What you are asked to do: Repeat each entry verbatim.
═════ Material for this exercise ═════
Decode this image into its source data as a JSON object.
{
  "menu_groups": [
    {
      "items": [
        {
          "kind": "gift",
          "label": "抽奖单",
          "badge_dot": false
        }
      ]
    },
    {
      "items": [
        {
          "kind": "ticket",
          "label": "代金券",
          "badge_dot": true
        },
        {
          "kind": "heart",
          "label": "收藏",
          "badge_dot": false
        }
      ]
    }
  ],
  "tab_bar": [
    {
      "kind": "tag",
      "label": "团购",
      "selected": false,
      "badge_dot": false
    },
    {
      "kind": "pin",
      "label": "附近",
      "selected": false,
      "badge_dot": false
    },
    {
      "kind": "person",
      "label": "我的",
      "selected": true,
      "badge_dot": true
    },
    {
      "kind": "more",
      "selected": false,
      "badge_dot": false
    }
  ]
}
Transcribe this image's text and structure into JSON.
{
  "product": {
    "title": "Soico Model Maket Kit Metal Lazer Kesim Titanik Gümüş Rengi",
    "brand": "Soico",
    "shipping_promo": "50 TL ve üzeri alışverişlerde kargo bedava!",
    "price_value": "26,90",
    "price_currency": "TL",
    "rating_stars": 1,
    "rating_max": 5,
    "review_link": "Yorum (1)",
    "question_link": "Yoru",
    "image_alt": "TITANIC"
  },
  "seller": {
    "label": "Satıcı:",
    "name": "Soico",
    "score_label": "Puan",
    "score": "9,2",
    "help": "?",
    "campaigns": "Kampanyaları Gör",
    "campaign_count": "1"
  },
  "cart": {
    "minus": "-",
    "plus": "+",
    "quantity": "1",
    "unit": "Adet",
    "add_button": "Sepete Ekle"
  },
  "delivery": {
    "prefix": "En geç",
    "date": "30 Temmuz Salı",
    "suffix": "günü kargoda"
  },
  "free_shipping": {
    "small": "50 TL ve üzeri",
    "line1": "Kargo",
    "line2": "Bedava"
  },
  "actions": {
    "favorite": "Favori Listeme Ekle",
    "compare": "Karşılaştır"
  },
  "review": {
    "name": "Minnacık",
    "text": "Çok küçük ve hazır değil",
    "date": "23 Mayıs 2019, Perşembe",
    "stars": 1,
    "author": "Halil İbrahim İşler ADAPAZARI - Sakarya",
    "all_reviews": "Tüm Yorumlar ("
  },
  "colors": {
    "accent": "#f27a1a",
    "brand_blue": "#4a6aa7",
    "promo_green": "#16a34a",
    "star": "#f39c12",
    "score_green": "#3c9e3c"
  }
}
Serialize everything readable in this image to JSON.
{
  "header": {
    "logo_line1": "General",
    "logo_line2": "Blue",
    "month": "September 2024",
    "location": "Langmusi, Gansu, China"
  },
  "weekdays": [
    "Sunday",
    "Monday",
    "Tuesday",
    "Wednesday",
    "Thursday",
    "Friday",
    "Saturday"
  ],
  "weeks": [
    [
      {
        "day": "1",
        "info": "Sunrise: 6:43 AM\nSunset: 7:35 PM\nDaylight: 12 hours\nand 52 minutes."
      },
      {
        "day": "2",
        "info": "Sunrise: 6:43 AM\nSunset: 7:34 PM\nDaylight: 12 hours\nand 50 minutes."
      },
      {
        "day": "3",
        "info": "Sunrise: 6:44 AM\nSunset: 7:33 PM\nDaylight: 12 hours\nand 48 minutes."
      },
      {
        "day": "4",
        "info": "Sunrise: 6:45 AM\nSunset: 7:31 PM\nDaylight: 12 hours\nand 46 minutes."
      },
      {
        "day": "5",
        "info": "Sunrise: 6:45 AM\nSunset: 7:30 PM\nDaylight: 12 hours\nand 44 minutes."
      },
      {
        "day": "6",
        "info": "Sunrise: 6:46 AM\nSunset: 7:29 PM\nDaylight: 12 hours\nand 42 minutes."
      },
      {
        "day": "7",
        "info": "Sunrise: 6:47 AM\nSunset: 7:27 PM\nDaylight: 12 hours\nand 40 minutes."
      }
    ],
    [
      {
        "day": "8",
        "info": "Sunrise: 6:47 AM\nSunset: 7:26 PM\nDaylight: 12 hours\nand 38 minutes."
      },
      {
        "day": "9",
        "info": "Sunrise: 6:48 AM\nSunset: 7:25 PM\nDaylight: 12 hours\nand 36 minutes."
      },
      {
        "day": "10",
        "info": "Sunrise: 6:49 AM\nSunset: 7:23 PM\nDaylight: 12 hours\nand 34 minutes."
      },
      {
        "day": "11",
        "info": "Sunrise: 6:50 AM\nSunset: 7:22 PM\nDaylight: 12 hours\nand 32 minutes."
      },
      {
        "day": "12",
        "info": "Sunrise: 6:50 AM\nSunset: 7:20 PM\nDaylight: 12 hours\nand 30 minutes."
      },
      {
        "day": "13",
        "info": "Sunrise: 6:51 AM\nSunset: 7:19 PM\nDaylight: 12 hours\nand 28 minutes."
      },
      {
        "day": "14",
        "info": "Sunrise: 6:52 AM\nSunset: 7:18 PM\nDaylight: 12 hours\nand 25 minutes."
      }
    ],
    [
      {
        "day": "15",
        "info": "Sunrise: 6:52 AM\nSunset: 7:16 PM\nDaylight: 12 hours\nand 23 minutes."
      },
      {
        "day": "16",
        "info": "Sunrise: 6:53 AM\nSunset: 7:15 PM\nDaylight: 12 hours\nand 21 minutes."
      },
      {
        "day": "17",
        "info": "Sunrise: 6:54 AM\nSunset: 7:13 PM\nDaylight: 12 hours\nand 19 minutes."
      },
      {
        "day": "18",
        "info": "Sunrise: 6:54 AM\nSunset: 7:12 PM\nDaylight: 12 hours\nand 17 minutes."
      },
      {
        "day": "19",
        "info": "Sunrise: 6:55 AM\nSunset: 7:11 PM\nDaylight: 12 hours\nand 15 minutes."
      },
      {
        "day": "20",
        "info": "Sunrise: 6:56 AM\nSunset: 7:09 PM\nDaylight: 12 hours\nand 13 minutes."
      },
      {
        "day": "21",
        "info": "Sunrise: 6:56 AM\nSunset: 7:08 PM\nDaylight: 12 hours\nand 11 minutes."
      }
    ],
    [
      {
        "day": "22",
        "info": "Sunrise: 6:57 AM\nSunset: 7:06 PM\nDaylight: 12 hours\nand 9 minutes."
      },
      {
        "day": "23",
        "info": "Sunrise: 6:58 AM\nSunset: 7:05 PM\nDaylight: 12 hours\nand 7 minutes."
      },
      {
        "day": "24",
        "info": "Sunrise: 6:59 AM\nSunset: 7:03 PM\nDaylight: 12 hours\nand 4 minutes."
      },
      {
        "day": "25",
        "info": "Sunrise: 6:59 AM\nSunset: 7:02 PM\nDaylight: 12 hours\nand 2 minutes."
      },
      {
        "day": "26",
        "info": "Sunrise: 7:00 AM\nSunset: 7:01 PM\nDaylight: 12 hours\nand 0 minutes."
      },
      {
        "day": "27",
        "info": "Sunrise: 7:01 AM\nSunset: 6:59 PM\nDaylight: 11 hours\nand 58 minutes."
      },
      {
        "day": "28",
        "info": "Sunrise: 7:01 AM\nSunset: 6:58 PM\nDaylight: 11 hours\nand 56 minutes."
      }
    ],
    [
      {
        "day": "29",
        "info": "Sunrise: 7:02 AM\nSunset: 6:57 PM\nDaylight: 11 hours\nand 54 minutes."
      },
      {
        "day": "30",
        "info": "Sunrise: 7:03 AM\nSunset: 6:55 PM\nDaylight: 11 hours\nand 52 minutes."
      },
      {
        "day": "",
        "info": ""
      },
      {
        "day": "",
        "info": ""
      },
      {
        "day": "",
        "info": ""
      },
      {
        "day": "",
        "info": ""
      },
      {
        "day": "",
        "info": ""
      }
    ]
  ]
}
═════
Solution for this task:
Decode this image into its source data as a JSON object.
{
  "menu_groups": [
    {
      "items": [
        {
          "kind": "gift",
          "label": "抽奖单",
          "badge_dot": false
        }
      ]
    },
    {
      "items": [
        {
          "kind": "ticket",
          "label": "代金券",
          "badge_dot": true
        },
        {
          "kind": "heart",
          "label": "收藏",
          "badge_dot": false
        }
      ]
    }
  ],
  "tab_bar": [
    {
      "kind": "tag",
      "label": "团购",
      "selected": false,
      "badge_dot": false
    },
    {
      "kind": "pin",
      "label": "附近",
      "selected": false,
      "badge_dot": false
    },
    {
      "kind": "person",
      "label": "我的",
      "selected": true,
      "badge_dot": true
    },
    {
      "kind": "more",
      "selected": false,
      "badge_dot": false
    }
  ]
}
Transcribe this image's text and structure into JSON.
{
  "product": {
    "title": "Soico Model Maket Kit Metal Lazer Kesim Titanik Gümüş Rengi",
    "brand": "Soico",
    "shipping_promo": "50 TL ve üzeri alışverişlerde kargo bedava!",
    "price_value": "26,90",
    "price_currency": "TL",
    "rating_stars": 1,
    "rating_max": 5,
    "review_link": "Yorum (1)",
    "question_link": "Yoru",
    "image_alt": "TITANIC"
  },
  "seller": {
    "label": "Satıcı:",
    "name": "Soico",
    "score_label": "Puan",
    "score": "9,2",
    "help": "?",
    "campaigns": "Kampanyaları Gör",
    "campaign_count": "1"
  },
  "cart": {
    "minus": "-",
    "plus": "+",
    "quantity": "1",
    "unit": "Adet",
    "add_button": "Sepete Ekle"
  },
  "delivery": {
    "prefix": "En geç",
    "date": "30 Temmuz Salı",
    "suffix": "günü kargoda"
  },
  "free_shipping": {
    "small": "50 TL ve üzeri",
    "line1": "Kargo",
    "line2": "Bedava"
  },
  "actions": {
    "favorite": "Favori Listeme Ekle",
    "compare": "Karşılaştır"
  },
  "review": {
    "name": "Minnacık",
    "text": "Çok küçük ve hazır değil",
    "date": "23 Mayıs 2019, Perşembe",
    "stars": 1,
    "author": "Halil İbrahim İşler ADAPAZARI - Sakarya",
    "all_reviews": "Tüm Yorumlar ("
  },
  "colors": {
    "accent": "#f27a1a",
    "brand_blue": "#4a6aa7",
    "promo_green": "#16a34a",
    "star": "#f39c12",
    "score_green": "#3c9e3c"
  }
}
Serialize everything readable in this image to JSON.
{
  "header": {
    "logo_line1": "General",
    "logo_line2": "Blue",
    "month": "September 2024",
    "location": "Langmusi, Gansu, China"
  },
  "weekdays": [
    "Sunday",
    "Monday",
    "Tuesday",
    "Wednesday",
    "Thursday",
    "Friday",
    "Saturday"
  ],
  "weeks": [
    [
      {
        "day": "1",
        "info": "Sunrise: 6:43 AM\nSunset: 7:35 PM\nDaylight: 12 hours\nand 52 minutes."
      },
      {
        "day": "2",
        "info": "Sunrise: 6:43 AM\nSunset: 7:34 PM\nDaylight: 12 hours\nand 50 minutes."
      },
      {
        "day": "3",
        "info": "Sunrise: 6:44 AM\nSunset: 7:33 PM\nDaylight: 12 hours\nand 48 minutes."
      },
      {
        "day": "4",
        "info": "Sunrise: 6:45 AM\nSunset: 7:31 PM\nDaylight: 12 hours\nand 46 minutes."
      },
      {
        "day": "5",
        "info": "Sunrise: 6:45 AM\nSunset: 7:30 PM\nDaylight: 12 hours\nand 44 minutes."
      },
      {
        "day": "6",
        "info": "Sunrise: 6:46 AM\nSunset: 7:29 PM\nDaylight: 12 hours\nand 42 minutes."
      },
      {
        "day": "7",
        "info": "Sunrise: 6:47 AM\nSunset: 7:27 PM\nDaylight: 12 hours\nand 40 minutes."
      }
    ],
    [
      {
        "day": "8",
        "info": "Sunrise: 6:47 AM\nSunset: 7:26 PM\nDaylight: 12 hours\nand 38 minutes."
      },
      {
        "day": "9",
        "info": "Sunrise: 6:48 AM\nSunset: 7:25 PM\nDaylight: 12 hours\nand 36 minutes."
      },
      {
        "day": "10",
        "info": "Sunrise: 6:49 AM\nSunset: 7:23 PM\nDaylight: 12 hours\nand 34 minutes."
      },
      {
        "day": "11",
        "info": "Sunrise: 6:50 AM\nSunset: 7:22 PM\nDaylight: 12 hours\nand 32 minutes."
      },
      {
        "day": "12",
        "info": "Sunrise: 6:50 AM\nSunset: 7:20 PM\nDaylight: 12 hours\nand 30 minutes."
      },
      {
        "day": "13",
        "info": "Sunrise: 6:51 AM\nSunset: 7:19 PM\nDaylight: 12 hours\nand 28 minutes."
      },
      {
        "day": "14",
        "info": "Sunrise: 6:52 AM\nSunset: 7:18 PM\nDaylight: 12 hours\nand 25 minutes."
      }
    ],
    [
      {
        "day": "15",
        "info": "Sunrise: 6:52 AM\nSunset: 7:16 PM\nDaylight: 12 hours\nand 23 minutes."
      },
      {
        "day": "16",
        "info": "Sunrise: 6:53 AM\nSunset: 7:15 PM\nDaylight: 12 hours\nand 21 minutes."
      },
      {
        "day": "17",
        "info": "Sunrise: 6:54 AM\nSunset: 7:13 PM\nDaylight: 12 hours\nand 19 minutes."
      },
      {
        "day": "18",
        "info": "Sunrise: 6:54 AM\nSunset: 7:12 PM\nDaylight: 12 hours\nand 17 minutes."
      },
      {
        "day": "19",
        "info": "Sunrise: 6:55 AM\nSunset: 7:11 PM\nDaylight: 12 hours\nand 15 minutes."
      },
      {
        "day": "20",
        "info": "Sunrise: 6:56 AM\nSunset: 7:09 PM\nDaylight: 12 hours\nand 13 minutes."
      },
      {
        "day": "21",
        "info": "Sunrise: 6:56 AM\nSunset: 7:08 PM\nDaylight: 12 hours\nand 11 minutes."
      }
    ],
    [
      {
        "day": "22",
        "info": "Sunrise: 6:57 AM\nSunset: 7:06 PM\nDaylight: 12 hours\nand 9 minutes."
      },
      {
        "day": "23",
        "info": "Sunrise: 6:58 AM\nSunset: 7:05 PM\nDaylight: 12 hours\nand 7 minutes."
      },
      {
        "day": "24",
        "info": "Sunrise: 6:59 AM\nSunset: 7:03 PM\nDaylight: 12 hours\nand 4 minutes."
      },
      {
        "day": "25",
        "info": "Sunrise: 6:59 AM\nSunset: 7:02 PM\nDaylight: 12 hours\nand 2 minutes."
      },
      {
        "day": "26",
        "info": "Sunrise: 7:00 AM\nSunset: 7:01 PM\nDaylight: 12 hours\nand 0 minutes."
      },
      {
        "day": "27",
        "info": "Sunrise: 7:01 AM\nSunset: 6:59 PM\nDaylight: 11 hours\nand 58 minutes."
      },
      {
        "day": "28",
        "info": "Sunrise: 7:01 AM\nSunset: 6:58 PM\nDaylight: 11 hours\nand 56 minutes."
      }
    ],
    [
      {
        "day": "29",
        "info": "Sunrise: 7:02 AM\nSunset: 6:57 PM\nDaylight: 11 hours\nand 54 minutes."
      },
      {
        "day": "30",
        "info": "Sunrise: 7:03 AM\nSunset: 6:55 PM\nDaylight: 11 hours\nand 52 minutes."
      },
      {
        "day": "",
        "info": ""
      },
      {
        "day": "",
        "info": ""
      },
      {
        "day": "",
        "info": ""
      },
      {
        "day": "",
        "info": ""
      },
      {
        "day": "",
        "info": ""
      }
    ]
  ]
}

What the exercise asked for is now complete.